As to the first issue, in order to support the view of the Appellate Division that the definition of "narcotic drug" found in the Controlled Dangerous Substances Act should be given controlling weight in interpreting the same phrase appearing in the statute under which defendant was convicted, it must be found that the two enactments are in pari materia. It is true that each may be said to pertain, in a way, to the same subject matter -- narcotic drugs. But there the similarity ends. The statutes clearly do not have the same purpose or object, and it is identity or similarity of purpose or object that most convincingly justifies resort to the rule of in pari materia as an aid in statutory construction. The adventitious occurrence of like or similar phrases, or even of similar subject matter, in laws enacted for wholly different ends will normally not justify applying the rule.
As between characterization of the subject matter with which a statute deals and characterization of its object or purpose, the latter appears to be the more important factor in determining whether different statutes are closely enough related to justify interpreting one in the light of the other. For example, it has been held that where the same subject is treated in several acts having different objects the rule of in pari materia does not apply. [2A Sutherland, Statutory Construction, § 51.03, p. 298 (4th ed. 1973)]
It seems clear that the purposes of the two statutes are quite different. N.J.S.A. 39:4-50 seeks to prevent the operation of motor vehicles by those whose faculties are so impaired as to present a danger to the safety of others as well as themselves. State v. Sturn, 119 N.J. Super. 80, 82 (App. Div. 1972), certif. den., 61 N.J. 157 (1972). On the other hand the Controlled Dangerous Substances Act, N.J.S.A. 24:21-1 et seq., as well as earlier and similar legislation which it superseded, has had as its object the suppression of illegal traffic in narcotic drugs. State v. Reed, 34 N.J. 554, 564 (1961); State v. Weissman, 73 N.J. Super. 274, 282 (App. Div. 1962), certif. den. 37 N.J. 521 (1962) (both referring to the Uniform Narcotic
Drug Act, the predecessor of the Controlled Dangerous Substances Act). Thus, in enacting N.J.S.A. 39:4-50, the legislative concern was not with the specific type of drug used, but rather with the effect that its ingestion by a driver would have upon his own safety as well as that of the general public. Given this broader purpose, we feel no compulsion to restrict the application of this statute by finding it to be in pari materia with the Controlled Dangerous Substances Act.

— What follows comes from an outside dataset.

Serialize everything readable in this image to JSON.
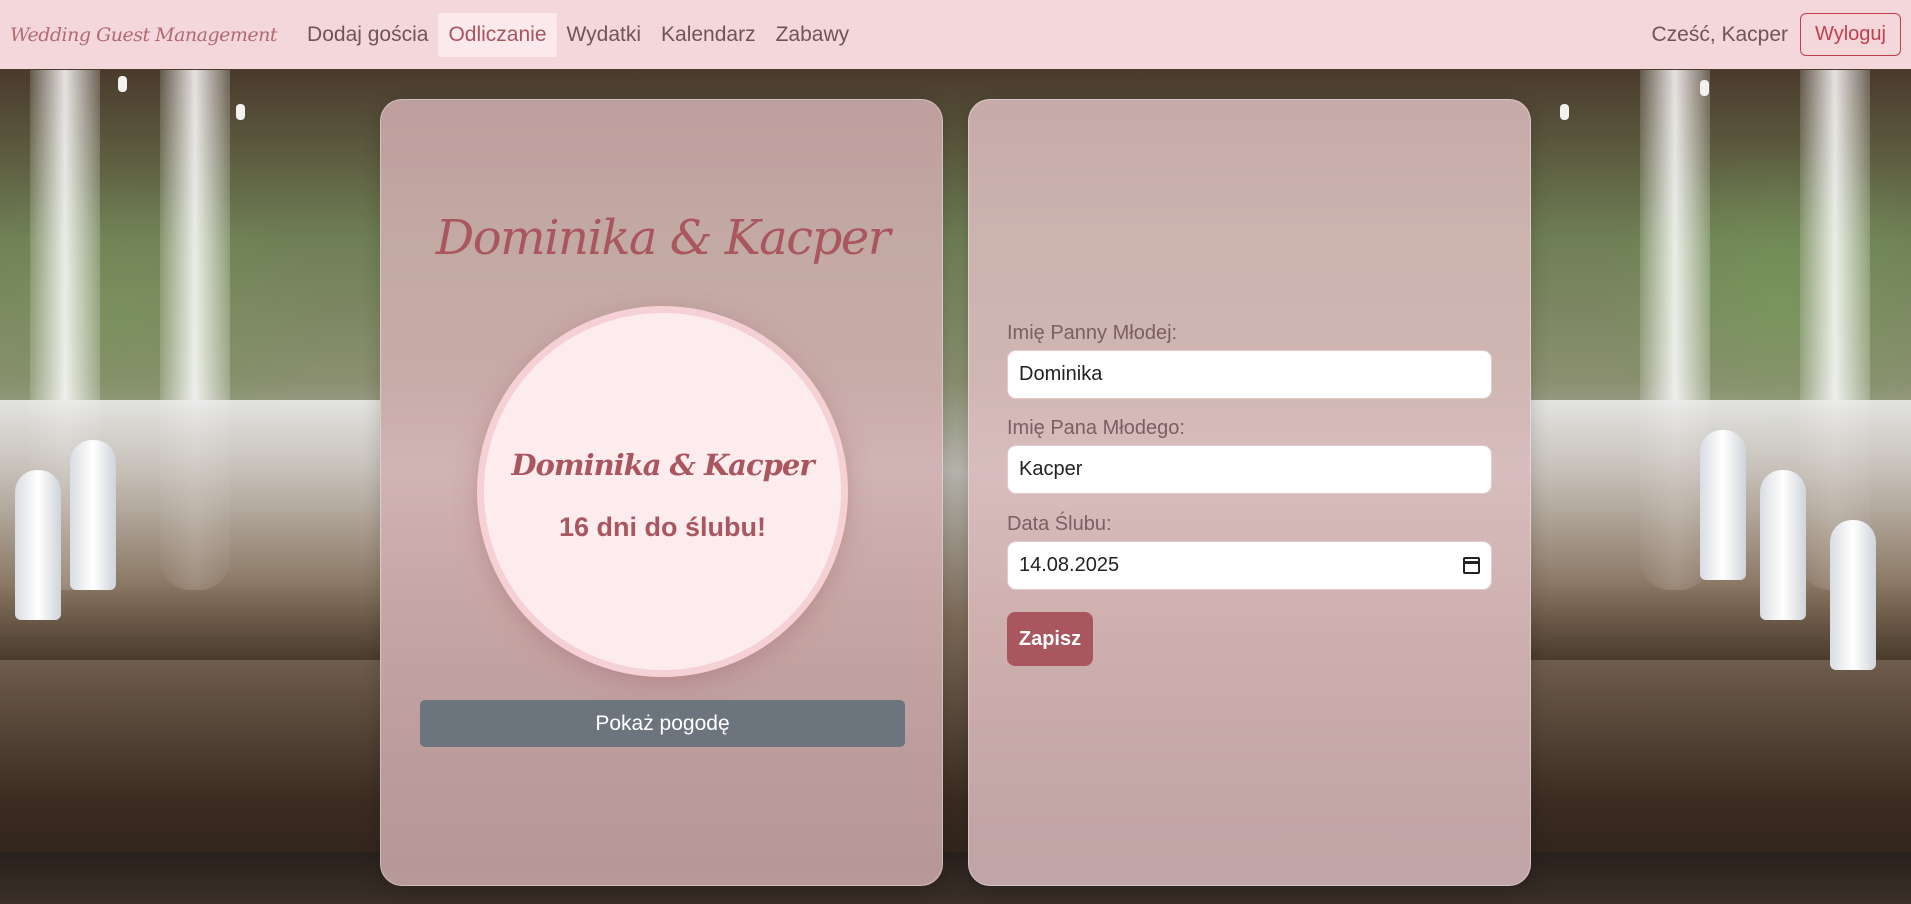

An examination of motor vehicle legislation in the 1964-65 session of the Legislature furnishes additional support for this conclusion. L. 1964, c. 289,*fn1 entitled "An Act concerning motor vehicles and traffic regulation," forbids the operation of a motor vehicle by any person "while knowingly having in his possession or in the motor vehicle any narcotic drug within the meaning of section 24:18-2 of the Revised Statutes. . . ." The subject matter of this last cited statute, part of the Uniform Narcotic Drug Law, was the same as N.J.S.A. 24:21-2, the superseding provision in our present Controlled Dangerous Substances Act. At the same session of the Legislature the statute under which defendant was here convicted, N.J.S.A. 39:4-50, was amended. L. 1964, c. 137. This amendatory act, like L. 1964, c. 289 cited above, was also entitled, "An Act concerning motor vehicles and traffic regulation." As was true of the statute it amended, this enactment made no reference to the Drug Act. The passage at the same legislative session of these two statutes, both concerning motor vehicles and traffic regulation, each touching upon the subject of ...